WHAT IS NEEDED:
In the data, extract each line that holds the string "JSON".

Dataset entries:
○ ○ ○ ○ ○ ○ ○

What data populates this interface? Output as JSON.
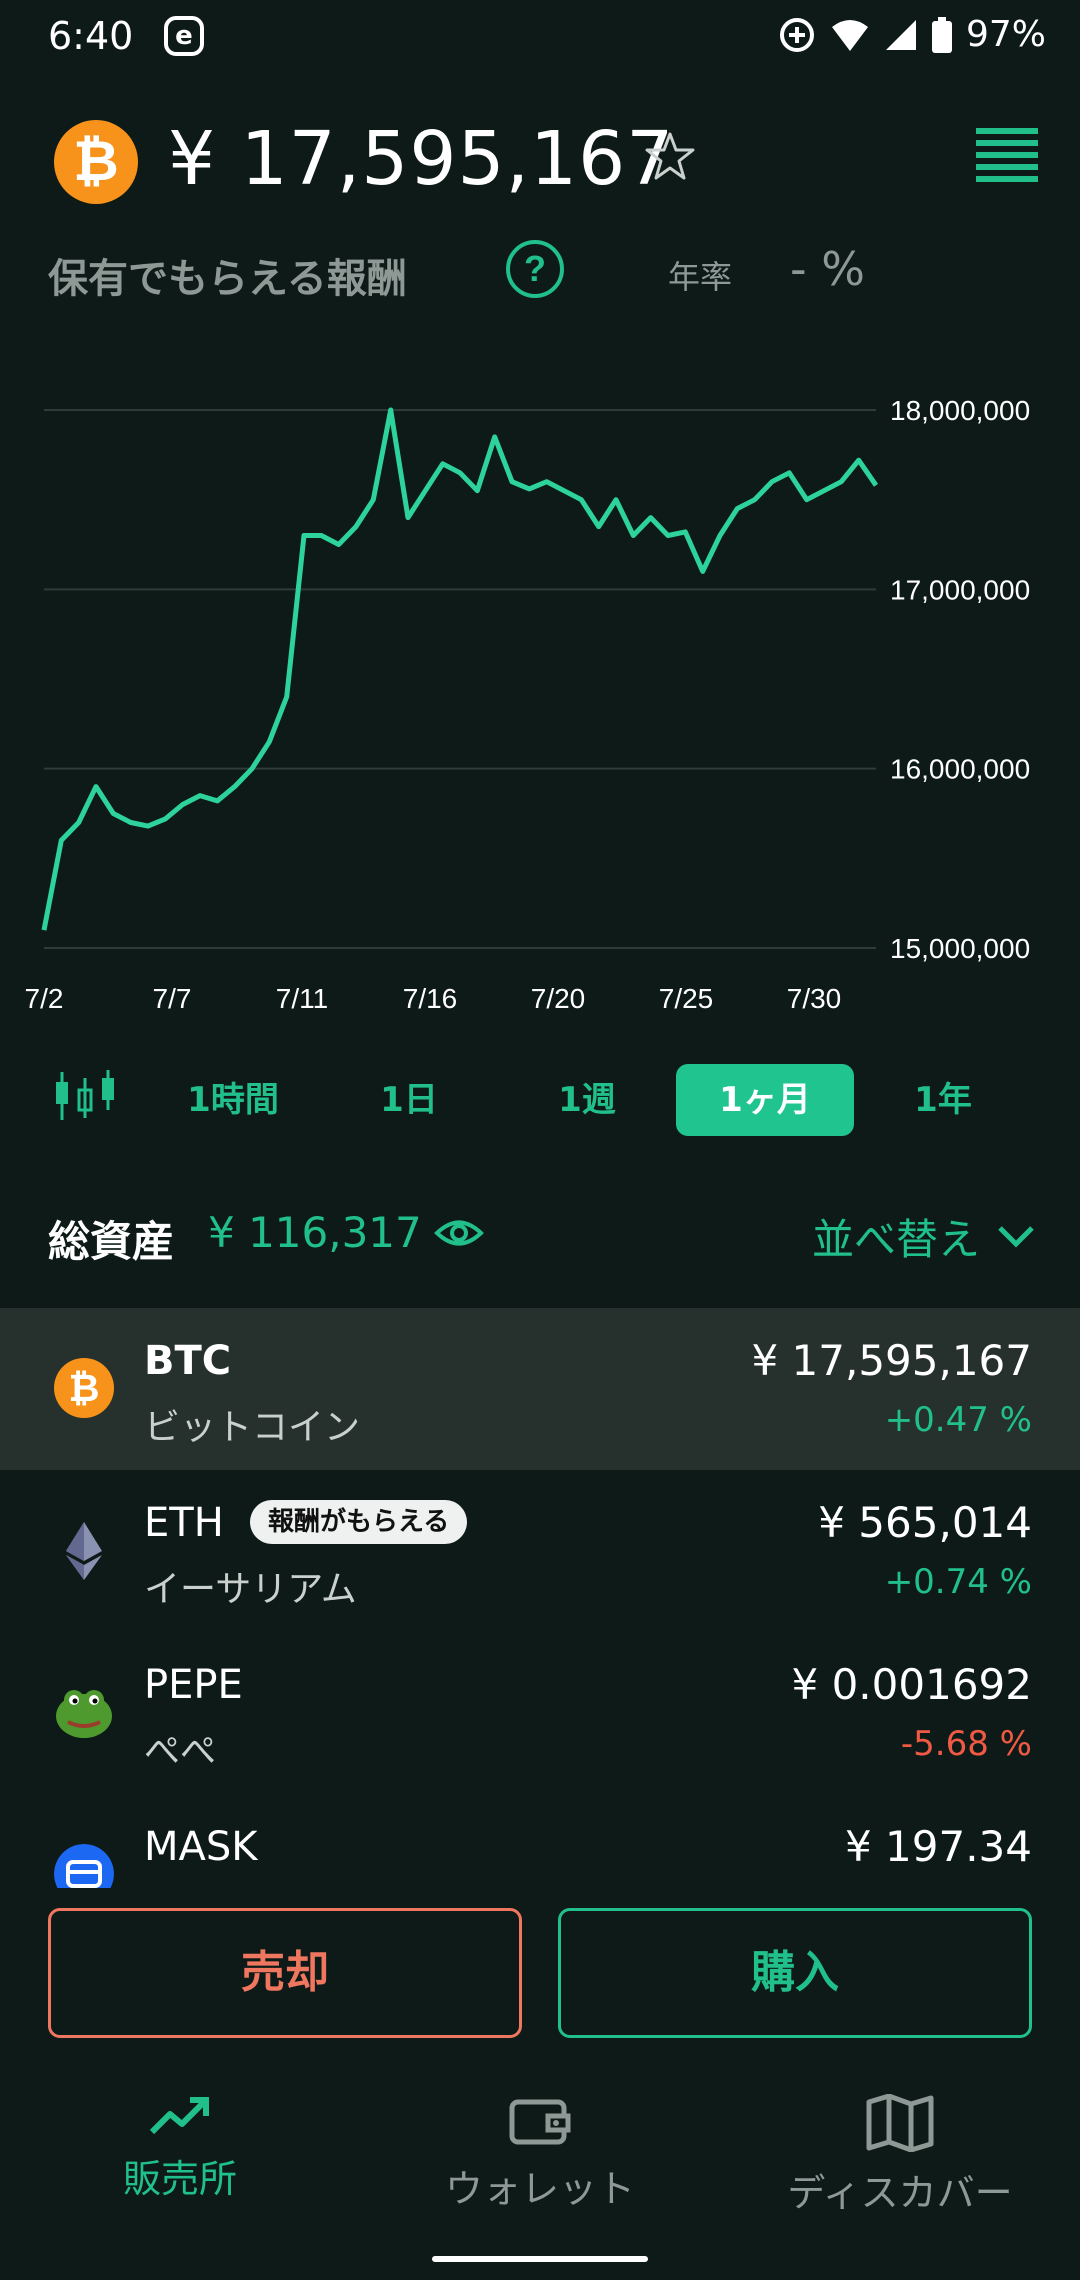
{
  "status": {
    "time": "6:40",
    "app_badge": "e",
    "battery": "97%"
  },
  "header": {
    "coin_symbol_glyph": "₿",
    "price": "¥ 17,595,167",
    "star_icon": "star-outline-icon",
    "menu_icon": "list-menu-icon"
  },
  "rewards": {
    "label": "保有でもらえる報酬",
    "rate_label": "年率",
    "rate_value": "- %"
  },
  "chart_data": {
    "type": "line",
    "y_ticks": [
      "18,000,000",
      "17,000,000",
      "16,000,000",
      "15,000,000"
    ],
    "x_ticks": [
      "7/2",
      "7/7",
      "7/11",
      "7/16",
      "7/20",
      "7/25",
      "7/30"
    ],
    "ylim": [
      15000000,
      18000000
    ],
    "grid": true,
    "color": "#2ed39b",
    "series": [
      {
        "values": [
          15100000,
          15600000,
          15700000,
          15900000,
          15750000,
          15700000,
          15680000,
          15720000,
          15800000,
          15850000,
          15820000,
          15900000,
          16000000,
          16150000,
          16400000,
          17300000,
          17300000,
          17250000,
          17350000,
          17500000,
          18000000,
          17400000,
          17550000,
          17700000,
          17650000,
          17550000,
          17850000,
          17600000,
          17560000,
          17600000,
          17550000,
          17500000,
          17350000,
          17500000,
          17300000,
          17400000,
          17300000,
          17320000,
          17100000,
          17300000,
          17450000,
          17500000,
          17600000,
          17650000,
          17500000,
          17550000,
          17600000,
          17720000,
          17580000
        ]
      }
    ]
  },
  "periods": {
    "candle_icon": "candlestick-icon",
    "items": [
      "1時間",
      "1日",
      "1週",
      "1ヶ月",
      "1年"
    ],
    "active": "1ヶ月"
  },
  "total": {
    "label": "総資産",
    "value": "¥ 116,317",
    "eye_icon": "eye-icon",
    "sort_label": "並べ替え"
  },
  "assets": [
    {
      "symbol": "BTC",
      "name": "ビットコイン",
      "price": "¥ 17,595,167",
      "change": "+0.47 %",
      "direction": "up",
      "badge": ""
    },
    {
      "symbol": "ETH",
      "name": "イーサリアム",
      "price": "¥ 565,014",
      "change": "+0.74 %",
      "direction": "up",
      "badge": "報酬がもらえる"
    },
    {
      "symbol": "PEPE",
      "name": "ぺぺ",
      "price": "¥ 0.001692",
      "change": "-5.68 %",
      "direction": "down",
      "badge": ""
    },
    {
      "symbol": "MASK",
      "name": "",
      "price": "¥ 197.34",
      "change": "",
      "direction": "up",
      "badge": ""
    }
  ],
  "actions": {
    "sell": "売却",
    "buy": "購入"
  },
  "nav": {
    "items": [
      {
        "label": "販売所",
        "icon": "trending-up-icon"
      },
      {
        "label": "ウォレット",
        "icon": "wallet-icon"
      },
      {
        "label": "ディスカバー",
        "icon": "map-icon"
      }
    ]
  },
  "colors": {
    "accent": "#21c08b",
    "sell": "#f0775f",
    "down": "#f05a44",
    "background": "#0d1a17"
  }
}
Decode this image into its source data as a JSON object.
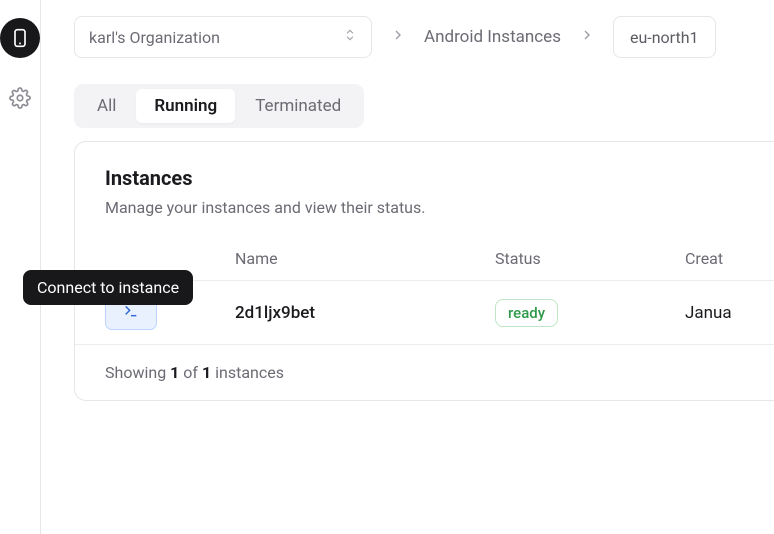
{
  "breadcrumbs": {
    "org_label": "karl's Organization",
    "section": "Android Instances",
    "region": "eu-north1"
  },
  "tabs": {
    "all": "All",
    "running": "Running",
    "terminated": "Terminated"
  },
  "card": {
    "title": "Instances",
    "subtitle": "Manage your instances and view their status."
  },
  "columns": {
    "name": "Name",
    "status": "Status",
    "created": "Creat"
  },
  "row": {
    "name": "2d1ljx9bet",
    "status": "ready",
    "created": "Janua"
  },
  "footer": {
    "prefix": "Showing ",
    "shown": "1",
    "of_word": " of ",
    "total": "1",
    "suffix": " instances"
  },
  "tooltip": "Connect to instance"
}
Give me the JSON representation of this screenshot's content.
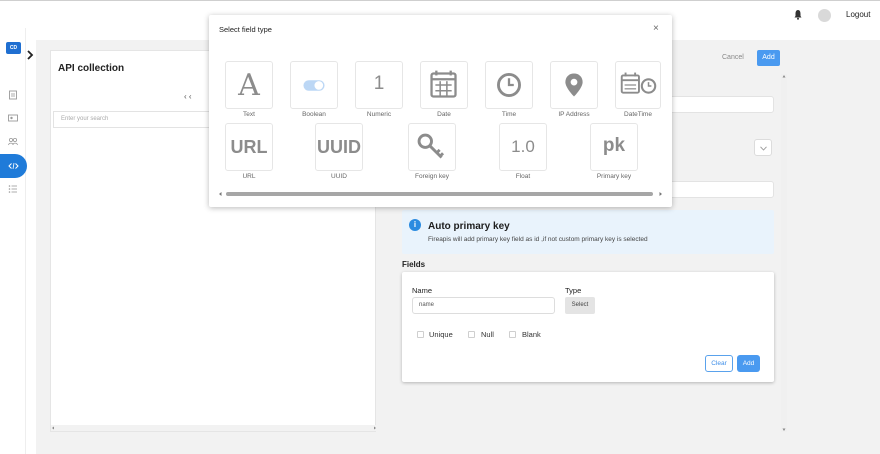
{
  "topbar": {
    "logout_label": "Logout",
    "bell_icon": "bell-icon",
    "avatar_icon": "avatar"
  },
  "rail": {
    "logo_text": "CD",
    "icons": [
      "clipboard-icon",
      "id-card-icon",
      "users-icon",
      "code-icon",
      "list-icon"
    ],
    "active_color": "#1f7bd9"
  },
  "left_panel": {
    "title": "API collection",
    "pager": "‹ ‹",
    "search_placeholder": "Enter your search"
  },
  "right_panel": {
    "cancel_label": "Cancel",
    "add_label": "Add",
    "info": {
      "icon_glyph": "i",
      "title": "Auto primary key",
      "description": "Fireapis will add primary key field as id ,if not custom primary key is selected"
    },
    "fields_label": "Fields",
    "fields_card": {
      "name_label": "Name",
      "type_label": "Type",
      "name_value": "name",
      "select_label": "Select",
      "checkboxes": [
        "Unique",
        "Null",
        "Blank"
      ],
      "clear_label": "Clear",
      "add_label": "Add"
    }
  },
  "modal": {
    "title": "Select field type",
    "close_glyph": "×",
    "tiles": [
      {
        "label": "Text",
        "glyph": "A",
        "icon": "text-icon"
      },
      {
        "label": "Boolean",
        "glyph": "",
        "icon": "toggle-icon"
      },
      {
        "label": "Numeric",
        "glyph": "1",
        "icon": "numeric-icon"
      },
      {
        "label": "Date",
        "glyph": "",
        "icon": "calendar-icon"
      },
      {
        "label": "Time",
        "glyph": "",
        "icon": "clock-icon"
      },
      {
        "label": "IP Address",
        "glyph": "",
        "icon": "map-pin-icon"
      },
      {
        "label": "DateTime",
        "glyph": "",
        "icon": "calendar-clock-icon"
      },
      {
        "label": "URL",
        "glyph": "URL",
        "icon": "url-icon"
      },
      {
        "label": "UUID",
        "glyph": "UUID",
        "icon": "uuid-icon"
      },
      {
        "label": "Foreign key",
        "glyph": "",
        "icon": "key-icon"
      },
      {
        "label": "Float",
        "glyph": "1.0",
        "icon": "float-icon"
      },
      {
        "label": "Primary key",
        "glyph": "pk",
        "icon": "pk-icon"
      }
    ]
  },
  "colors": {
    "accent": "#4a9af0",
    "info_bg": "#e9f3fc",
    "info_icon": "#2b8be0"
  }
}
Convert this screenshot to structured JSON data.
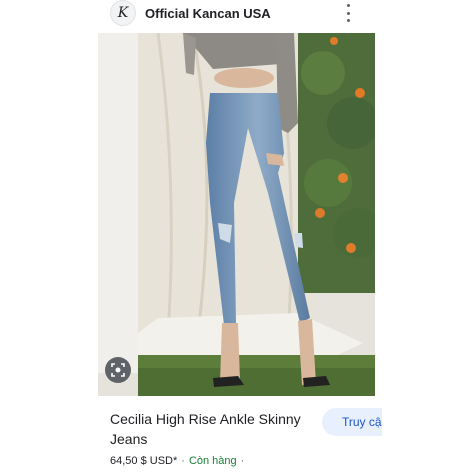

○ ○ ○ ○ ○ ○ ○

ANSWER TO THE EXERCISE:
What data populates this interface? Output as JSON.
Decode this image into its source data as a JSON object.
Give me the JSON representation of this screenshot's content.
Convert this screenshot to structured JSON data.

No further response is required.